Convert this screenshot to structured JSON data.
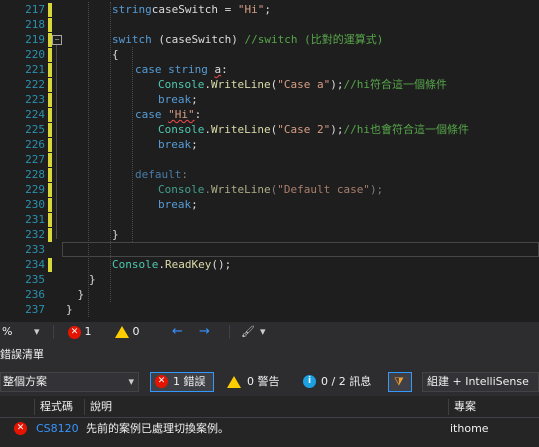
{
  "editor": {
    "lines": [
      {
        "num": "217",
        "mod": true,
        "indent": 2,
        "tokens": [
          [
            "kw",
            "string"
          ],
          [
            "",
            "caseSwitch = "
          ],
          [
            "str",
            "\"Hi\""
          ],
          [
            "",
            ";"
          ]
        ]
      },
      {
        "num": "218",
        "mod": true,
        "indent": 2,
        "tokens": []
      },
      {
        "num": "219",
        "mod": true,
        "indent": 2,
        "fold": true,
        "tokens": [
          [
            "kw",
            "switch"
          ],
          [
            "",
            " (caseSwitch) "
          ],
          [
            "cm",
            "//switch (比對的運算式)"
          ]
        ]
      },
      {
        "num": "220",
        "mod": true,
        "indent": 2,
        "tokens": [
          [
            "",
            "{"
          ]
        ]
      },
      {
        "num": "221",
        "mod": true,
        "indent": 3,
        "tokens": [
          [
            "kw",
            "case"
          ],
          [
            "",
            " "
          ],
          [
            "kw",
            "string"
          ],
          [
            "",
            " "
          ],
          [
            "sq",
            "a"
          ],
          [
            "",
            ":"
          ]
        ]
      },
      {
        "num": "222",
        "mod": true,
        "indent": 4,
        "tokens": [
          [
            "cls",
            "Console"
          ],
          [
            "",
            "."
          ],
          [
            "mth",
            "WriteLine"
          ],
          [
            "",
            "("
          ],
          [
            "str",
            "\"Case a\""
          ],
          [
            "",
            ");"
          ],
          [
            "cm",
            "//hi符合這一個條件"
          ]
        ]
      },
      {
        "num": "223",
        "mod": true,
        "indent": 4,
        "tokens": [
          [
            "kw",
            "break"
          ],
          [
            "",
            ";"
          ]
        ]
      },
      {
        "num": "224",
        "mod": true,
        "indent": 3,
        "tokens": [
          [
            "kw",
            "case"
          ],
          [
            "",
            " "
          ],
          [
            "sqs",
            "\"Hi\""
          ],
          [
            "",
            ":"
          ]
        ]
      },
      {
        "num": "225",
        "mod": true,
        "indent": 4,
        "tokens": [
          [
            "cls",
            "Console"
          ],
          [
            "",
            "."
          ],
          [
            "mth",
            "WriteLine"
          ],
          [
            "",
            "("
          ],
          [
            "str",
            "\"Case 2\""
          ],
          [
            "",
            ");"
          ],
          [
            "cm",
            "//hi也會符合這一個條件"
          ]
        ]
      },
      {
        "num": "226",
        "mod": true,
        "indent": 4,
        "tokens": [
          [
            "kw",
            "break"
          ],
          [
            "",
            ";"
          ]
        ]
      },
      {
        "num": "227",
        "mod": true,
        "indent": 3,
        "tokens": []
      },
      {
        "num": "228",
        "mod": true,
        "indent": 3,
        "tokens": [
          [
            "kwg",
            "default"
          ],
          [
            "g",
            ":"
          ]
        ]
      },
      {
        "num": "229",
        "mod": true,
        "indent": 4,
        "tokens": [
          [
            "clsg",
            "Console"
          ],
          [
            "g",
            "."
          ],
          [
            "mthg",
            "WriteLine"
          ],
          [
            "g",
            "("
          ],
          [
            "strg",
            "\"Default case\""
          ],
          [
            "g",
            ");"
          ]
        ]
      },
      {
        "num": "230",
        "mod": true,
        "indent": 4,
        "tokens": [
          [
            "kw",
            "break"
          ],
          [
            "",
            ";"
          ]
        ]
      },
      {
        "num": "231",
        "mod": true,
        "indent": 3,
        "tokens": []
      },
      {
        "num": "232",
        "mod": true,
        "indent": 2,
        "tokens": [
          [
            "",
            "}"
          ]
        ]
      },
      {
        "num": "233",
        "mod": false,
        "indent": 2,
        "tokens": [],
        "current": true
      },
      {
        "num": "234",
        "mod": true,
        "indent": 2,
        "tokens": [
          [
            "cls",
            "Console"
          ],
          [
            "",
            "."
          ],
          [
            "mth",
            "ReadKey"
          ],
          [
            "",
            "();"
          ]
        ]
      },
      {
        "num": "235",
        "mod": false,
        "indent": 1,
        "tokens": [
          [
            "",
            "}"
          ]
        ]
      },
      {
        "num": "236",
        "mod": false,
        "indent": 0.5,
        "tokens": [
          [
            "",
            "}"
          ]
        ]
      },
      {
        "num": "237",
        "mod": false,
        "indent": 0,
        "tokens": [
          [
            "",
            "}"
          ]
        ]
      }
    ]
  },
  "statusbar": {
    "zoom": "%",
    "error_count": "1",
    "warning_count": "0"
  },
  "error_list": {
    "title": "錯誤清單",
    "scope": "整個方案",
    "errors_btn": "1 錯誤",
    "warnings_btn": "0 警告",
    "messages_btn": "0 / 2 訊息",
    "build_filter": "組建 + IntelliSense",
    "columns": {
      "code": "程式碼",
      "description": "說明",
      "project": "專案"
    },
    "rows": [
      {
        "code": "CS8120",
        "description": "先前的案例已處理切換案例。",
        "project": "ithome"
      }
    ]
  },
  "colors": {
    "accent": "#3399ff",
    "error": "#e51400",
    "warning": "#ffcc00",
    "info": "#1ba1e2"
  }
}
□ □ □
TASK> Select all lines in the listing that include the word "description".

EXERCISE OUTPUT>
      "description": "說明",
        "description": "先前的案例已處理切換案例。",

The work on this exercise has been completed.